§ **Dataset records**:

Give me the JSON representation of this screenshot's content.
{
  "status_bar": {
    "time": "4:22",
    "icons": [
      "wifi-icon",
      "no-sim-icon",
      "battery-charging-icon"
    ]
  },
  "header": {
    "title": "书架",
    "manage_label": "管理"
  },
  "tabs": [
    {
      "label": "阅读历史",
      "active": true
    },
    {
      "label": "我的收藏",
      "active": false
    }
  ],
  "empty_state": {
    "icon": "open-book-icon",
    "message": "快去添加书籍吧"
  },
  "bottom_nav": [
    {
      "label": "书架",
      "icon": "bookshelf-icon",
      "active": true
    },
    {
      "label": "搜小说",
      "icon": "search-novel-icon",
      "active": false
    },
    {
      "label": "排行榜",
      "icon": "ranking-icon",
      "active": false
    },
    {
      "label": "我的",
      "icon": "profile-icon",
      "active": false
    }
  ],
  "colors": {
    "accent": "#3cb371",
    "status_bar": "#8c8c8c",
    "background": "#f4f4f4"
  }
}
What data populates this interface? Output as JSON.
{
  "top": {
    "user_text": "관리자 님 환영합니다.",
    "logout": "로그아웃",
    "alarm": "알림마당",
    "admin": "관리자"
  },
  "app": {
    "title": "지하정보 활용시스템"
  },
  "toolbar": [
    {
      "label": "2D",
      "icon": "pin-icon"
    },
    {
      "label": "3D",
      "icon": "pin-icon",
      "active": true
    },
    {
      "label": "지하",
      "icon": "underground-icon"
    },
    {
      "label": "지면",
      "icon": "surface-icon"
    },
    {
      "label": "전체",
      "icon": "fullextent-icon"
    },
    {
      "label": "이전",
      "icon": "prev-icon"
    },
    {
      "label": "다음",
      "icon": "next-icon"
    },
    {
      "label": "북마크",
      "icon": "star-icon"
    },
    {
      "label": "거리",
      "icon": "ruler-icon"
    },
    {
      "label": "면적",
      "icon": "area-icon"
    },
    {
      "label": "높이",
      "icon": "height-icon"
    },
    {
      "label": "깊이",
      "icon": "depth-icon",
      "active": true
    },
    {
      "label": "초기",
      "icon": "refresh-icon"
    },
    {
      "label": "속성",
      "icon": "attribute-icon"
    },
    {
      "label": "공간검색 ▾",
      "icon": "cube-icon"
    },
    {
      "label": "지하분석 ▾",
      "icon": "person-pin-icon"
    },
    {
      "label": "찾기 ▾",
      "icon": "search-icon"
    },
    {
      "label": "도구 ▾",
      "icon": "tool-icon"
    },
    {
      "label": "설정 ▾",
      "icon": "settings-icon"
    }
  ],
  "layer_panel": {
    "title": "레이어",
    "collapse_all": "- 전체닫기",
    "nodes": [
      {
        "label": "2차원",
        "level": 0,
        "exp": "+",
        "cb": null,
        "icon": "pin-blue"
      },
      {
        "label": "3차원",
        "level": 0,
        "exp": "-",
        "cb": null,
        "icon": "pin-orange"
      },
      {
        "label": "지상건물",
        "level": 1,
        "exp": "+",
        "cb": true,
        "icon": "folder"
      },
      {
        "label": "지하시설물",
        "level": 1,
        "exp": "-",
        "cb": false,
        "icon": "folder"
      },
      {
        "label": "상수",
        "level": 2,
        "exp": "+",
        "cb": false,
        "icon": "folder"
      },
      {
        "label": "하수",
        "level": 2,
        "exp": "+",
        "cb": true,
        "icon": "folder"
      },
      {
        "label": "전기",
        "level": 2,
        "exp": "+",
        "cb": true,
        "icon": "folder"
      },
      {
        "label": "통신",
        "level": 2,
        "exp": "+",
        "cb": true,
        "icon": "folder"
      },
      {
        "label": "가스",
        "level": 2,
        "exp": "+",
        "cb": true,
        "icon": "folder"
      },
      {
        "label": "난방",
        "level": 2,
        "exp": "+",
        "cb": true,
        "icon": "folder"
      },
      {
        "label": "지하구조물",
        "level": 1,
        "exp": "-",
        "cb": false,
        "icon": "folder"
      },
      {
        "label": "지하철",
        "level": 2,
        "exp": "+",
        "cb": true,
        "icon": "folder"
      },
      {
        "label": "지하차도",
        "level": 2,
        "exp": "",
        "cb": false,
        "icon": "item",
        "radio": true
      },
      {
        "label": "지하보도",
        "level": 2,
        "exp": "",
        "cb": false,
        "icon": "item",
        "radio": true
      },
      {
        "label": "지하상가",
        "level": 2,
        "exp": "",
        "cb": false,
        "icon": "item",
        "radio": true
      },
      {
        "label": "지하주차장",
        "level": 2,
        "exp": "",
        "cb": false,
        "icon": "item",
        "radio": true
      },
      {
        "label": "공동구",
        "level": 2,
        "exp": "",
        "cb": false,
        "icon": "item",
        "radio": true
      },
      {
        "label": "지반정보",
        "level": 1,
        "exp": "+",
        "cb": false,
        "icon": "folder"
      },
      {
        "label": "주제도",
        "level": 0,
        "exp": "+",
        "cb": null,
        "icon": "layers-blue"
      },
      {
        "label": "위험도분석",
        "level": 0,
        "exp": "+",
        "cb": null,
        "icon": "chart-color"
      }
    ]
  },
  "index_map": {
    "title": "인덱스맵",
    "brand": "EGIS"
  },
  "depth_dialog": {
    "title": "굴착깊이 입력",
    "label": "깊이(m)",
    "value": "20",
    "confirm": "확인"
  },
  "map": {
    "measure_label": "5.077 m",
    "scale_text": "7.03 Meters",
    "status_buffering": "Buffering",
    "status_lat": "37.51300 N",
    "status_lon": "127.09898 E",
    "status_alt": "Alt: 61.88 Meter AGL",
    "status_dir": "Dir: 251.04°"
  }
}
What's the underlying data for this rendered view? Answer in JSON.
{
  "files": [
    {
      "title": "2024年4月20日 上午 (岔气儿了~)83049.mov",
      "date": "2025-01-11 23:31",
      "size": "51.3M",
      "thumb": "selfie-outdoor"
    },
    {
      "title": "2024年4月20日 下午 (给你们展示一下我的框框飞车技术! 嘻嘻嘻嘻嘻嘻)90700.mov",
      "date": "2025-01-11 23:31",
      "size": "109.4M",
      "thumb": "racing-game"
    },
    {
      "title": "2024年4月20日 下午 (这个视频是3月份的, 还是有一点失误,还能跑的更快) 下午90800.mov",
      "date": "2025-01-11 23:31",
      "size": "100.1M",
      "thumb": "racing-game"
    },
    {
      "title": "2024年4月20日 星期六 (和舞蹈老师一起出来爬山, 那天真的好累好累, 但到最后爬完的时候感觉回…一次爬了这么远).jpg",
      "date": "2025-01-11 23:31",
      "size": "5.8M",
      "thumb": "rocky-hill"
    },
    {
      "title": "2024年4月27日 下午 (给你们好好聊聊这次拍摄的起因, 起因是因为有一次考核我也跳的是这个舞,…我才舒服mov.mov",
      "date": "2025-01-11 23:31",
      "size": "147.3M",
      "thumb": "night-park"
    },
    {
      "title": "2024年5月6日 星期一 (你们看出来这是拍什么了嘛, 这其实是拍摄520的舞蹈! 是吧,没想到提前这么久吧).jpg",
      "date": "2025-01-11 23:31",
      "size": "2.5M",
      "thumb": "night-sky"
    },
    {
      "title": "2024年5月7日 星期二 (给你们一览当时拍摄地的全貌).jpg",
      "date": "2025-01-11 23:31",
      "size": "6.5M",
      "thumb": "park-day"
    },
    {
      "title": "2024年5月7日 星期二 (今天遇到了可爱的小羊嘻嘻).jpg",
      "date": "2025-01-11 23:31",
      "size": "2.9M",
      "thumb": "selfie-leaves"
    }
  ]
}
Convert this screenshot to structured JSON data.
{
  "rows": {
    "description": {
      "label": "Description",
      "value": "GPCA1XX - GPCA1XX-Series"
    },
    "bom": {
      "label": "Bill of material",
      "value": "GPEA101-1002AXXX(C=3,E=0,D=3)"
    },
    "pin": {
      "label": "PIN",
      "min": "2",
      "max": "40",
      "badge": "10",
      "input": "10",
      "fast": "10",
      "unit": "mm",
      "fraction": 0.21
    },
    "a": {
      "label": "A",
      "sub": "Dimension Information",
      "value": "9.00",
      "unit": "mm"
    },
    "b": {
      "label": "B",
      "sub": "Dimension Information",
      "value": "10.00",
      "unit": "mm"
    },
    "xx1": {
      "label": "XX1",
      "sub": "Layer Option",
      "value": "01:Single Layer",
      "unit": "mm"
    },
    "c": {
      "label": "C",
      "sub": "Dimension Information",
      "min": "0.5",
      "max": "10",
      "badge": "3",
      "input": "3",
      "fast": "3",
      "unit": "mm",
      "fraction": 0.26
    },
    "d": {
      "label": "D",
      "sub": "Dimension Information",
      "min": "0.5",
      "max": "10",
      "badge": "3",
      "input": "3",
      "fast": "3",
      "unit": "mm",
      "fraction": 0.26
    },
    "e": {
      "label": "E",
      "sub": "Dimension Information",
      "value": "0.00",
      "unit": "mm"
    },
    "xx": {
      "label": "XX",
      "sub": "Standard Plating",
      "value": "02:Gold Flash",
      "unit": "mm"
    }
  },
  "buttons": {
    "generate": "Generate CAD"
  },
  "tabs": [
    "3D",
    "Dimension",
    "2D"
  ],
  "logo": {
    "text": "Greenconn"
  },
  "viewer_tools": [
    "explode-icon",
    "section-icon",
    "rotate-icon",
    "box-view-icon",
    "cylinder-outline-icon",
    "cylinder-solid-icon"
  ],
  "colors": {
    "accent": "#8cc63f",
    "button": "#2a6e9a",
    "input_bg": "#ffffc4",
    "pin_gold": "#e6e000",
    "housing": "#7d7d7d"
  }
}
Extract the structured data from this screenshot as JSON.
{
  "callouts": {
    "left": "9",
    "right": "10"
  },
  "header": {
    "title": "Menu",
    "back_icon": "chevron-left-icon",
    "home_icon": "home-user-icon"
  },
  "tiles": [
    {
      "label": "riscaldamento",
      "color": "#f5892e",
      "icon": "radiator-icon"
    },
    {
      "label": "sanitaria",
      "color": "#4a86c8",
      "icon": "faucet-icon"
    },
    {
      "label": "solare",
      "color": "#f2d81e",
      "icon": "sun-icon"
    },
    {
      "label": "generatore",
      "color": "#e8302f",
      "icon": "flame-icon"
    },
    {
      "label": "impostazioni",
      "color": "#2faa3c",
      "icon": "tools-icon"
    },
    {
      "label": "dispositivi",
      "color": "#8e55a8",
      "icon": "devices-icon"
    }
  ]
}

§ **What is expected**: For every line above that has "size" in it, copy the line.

§ **Written solution**:
      "size": "51.3M",
      "size": "109.4M",
      "size": "100.1M",
      "size": "5.8M",
      "size": "147.3M",
      "size": "2.5M",
      "size": "6.5M",
      "size": "2.9M",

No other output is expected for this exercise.